On the campaign trail, Donald Trump made bold economic promises for his first 100 days in office.
Now, as his 100th day nears on Saturday, it’s clear President Trump won’t be able to keep many of them. The most noteworthy perhaps is his pledge to repeal and replace Obamacare, which failed when he couldn’t bring Republican lawmakers to consensus.
Tax reform certainly won’t be passed before the 100-day mark, even if a rough outline is revealed Wednesday.
“Voters will recall that Trump had promised large tax cuts for the middle class, as well as tax deductions for childcare and eldercare—a proposal championed by his daughter, Ivanka. The President also backed away from a promise to call China a “currency manipulator” on day one.
But that’s not to say Donald Trump has completely reneged on his pledges to voters. Here are seven economic promises he did keep in the first 100 days.
1. Pulling out of TPP
It took only a matter of days for the President to fulfill this promise. On his third full day in office, Trump signed an executive order withdrawing the U.S. from the Trans-Pacific Partnership trade deal. The pact, which was negotiated by President Obama’s administration but never approved by Congress, had included 12 nations bordering the Pacific including Japan, Malaysia, Vietnam, Canada, Mexico, and others.
Critics on both the right and left argued hard that the deal would hurt U.S. manufacturers and could displace American jobs. Even Hillary Clinton, who had supported the agreement while serving as secretary of state in the Obama administration, argued against TPP on the campaign trail.
By the time Trump won the election, it was a surprise to no one that TPP would not be ratified by Congress. And now, without the U.S. involvement, the behemoth trade deal is essentially dead.
2. Hiring freeze on federal workers
In another one of Trump’s first actions as President, he followed through on a campaign promise to freeze hiring of federal workers.
The goal was to reduce the federal workforce through attrition, but it’s unclear yet if the impact has been significant. The White House lifted the freeze in mid April, with budget director Mick Mulvaney noting that the administration was replacing it with a “a more surgical plan” to reduce federal jobs.
“It does not mean that the agencies will be free to hire willy-nilly,” Mulvaney said.
3. Ban on lobbying by former administration officials
Indeed, Trump did pen an executive order banning executive branch officials from lobbying the U.S. government after they leave office. The restriction lasts five years, which is longer than the prior two-year ban imposed by President Obama.
The directive also imposes a lifetime ban on former White House officials lobbying foreign governments.
Trump had also promised to restrict congressional officials from lobbying the U.S. government for five years.

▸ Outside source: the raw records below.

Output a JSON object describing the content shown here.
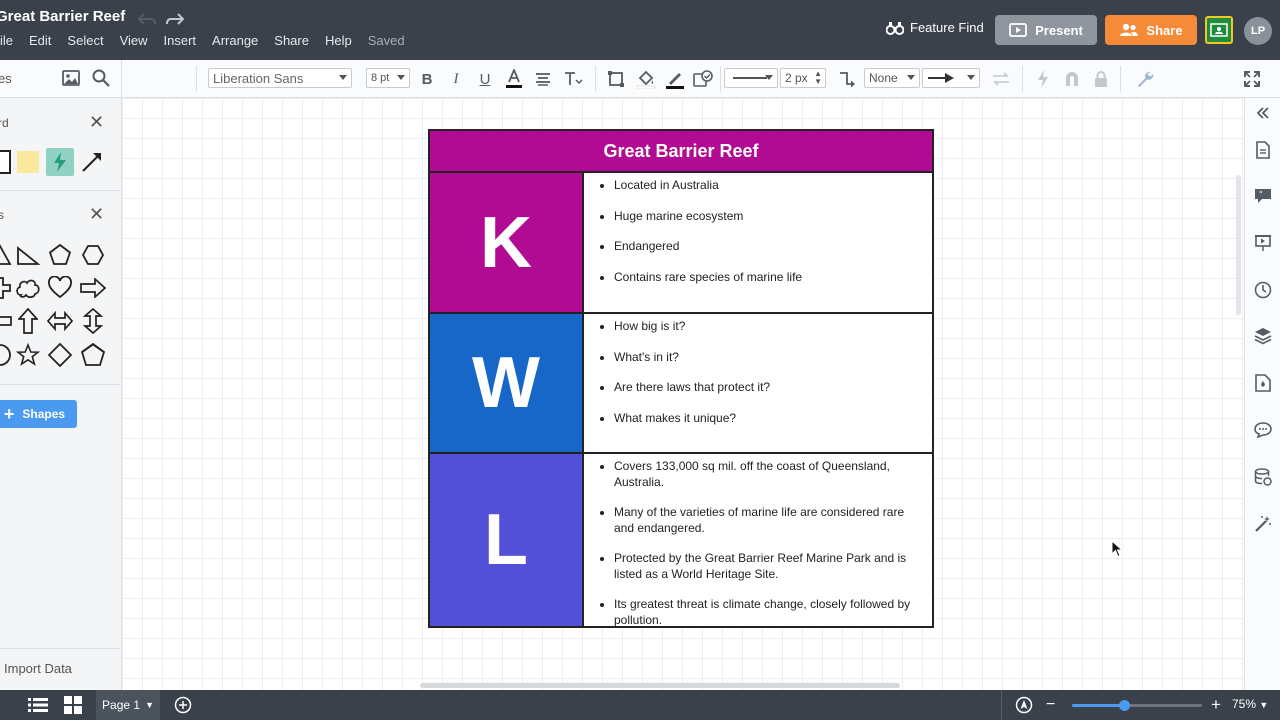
{
  "header": {
    "doc_title": "Great Barrier Reef",
    "menu": [
      "ile",
      "Edit",
      "Select",
      "View",
      "Insert",
      "Arrange",
      "Share",
      "Help"
    ],
    "saved_status": "Saved",
    "feature_find": "Feature Find",
    "present": "Present",
    "share": "Share",
    "avatar_initials": "LP"
  },
  "toolbar": {
    "font_family": "Liberation Sans",
    "font_size": "8 pt",
    "line_width": "2 px",
    "arrow_start": "None"
  },
  "left_panel": {
    "section1_title": "rd",
    "section2_title": "s",
    "top_label": "es",
    "shapes_button": "Shapes",
    "import_data": "Import Data"
  },
  "kwl": {
    "title": "Great Barrier Reef",
    "colors": {
      "title": "#b10a93",
      "k": "#b10a93",
      "w": "#1767c9",
      "l": "#5150d6"
    },
    "rows": [
      {
        "letter": "K",
        "items": [
          "Located in Australia",
          "Huge marine ecosystem",
          "Endangered",
          "Contains rare species of marine life"
        ]
      },
      {
        "letter": "W",
        "items": [
          "How big is it?",
          "What's in it?",
          "Are there laws that protect it?",
          "What makes it unique?"
        ]
      },
      {
        "letter": "L",
        "items": [
          "Covers 133,000 sq mil. off the coast of Queensland, Australia.",
          "Many of the varieties of marine life are considered rare and endangered.",
          "Protected by the Great Barrier Reef Marine Park and is listed as a World Heritage Site.",
          "Its greatest threat is climate change, closely followed by pollution."
        ]
      }
    ]
  },
  "bottom": {
    "page_tab": "Page 1",
    "zoom": "75%",
    "zoom_fraction": 0.4
  }
}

As PolitiFact notes, federal lawmakers are already bound by law from engaging in lobbying activities for one to two years. Trump would have to convince Congress to override or amend that law if he wants to change the rules.
4. Refuse the $400,000 annual president’s salary or only take $1
President Trump gave his entire first-quarter salary, totaling $78,333, to the National Park service. Although his critics dismissed it as a publicity stunt, the gesture does fall in line with Trump’s campaign promise to refuse his presidential pay.
“It’s not as easy as you’d think” to give money to the government, Trump’s press secretary Sean Spicer noted earlier this month, after he handed over a ceremonial check to Interior Secretary Ryan Zinke.
5. Lift roadblocks on the Keystone Pipeline
As promised, the Trump administration approved the construction of the controversial Keystone XL Pipeline. The State Department issued a permit to TransCanada on March 24, clearing the way for its construction after the Obama administration had blocked it.
However, the pipeline will not be required to use American-made steel as Trump had originally promised.
6. Lift restrictions on the energy industry
Last month, President Trump signed a sweeping executive order rolling back several of former President Obama’s signature environmental regulations.
The executive order immediately ended a moratorium on new leases for coal mining on federal land and initiated a formal review of President Obama’s Clean Power Plan. The review is the first step in a more lengthy process aimed at repealing or changing the rule, which is aimed at combatting climate change.
7. For every one new regulation, two will be repealed
When Trump met with business leaders during his first week in office, he told them his administration could cut regulations “by 75%, maybe more.”
Along with that goal, Trump signed an executive action on Jan. 30, ordering that for every one new regulation issued, federal agencies must identify two existing regulations to be eliminated Most regulations have to go through a lengthy review and comment process before they can be revoked, so the progress of his measure is difficult to measure at this stage in the game.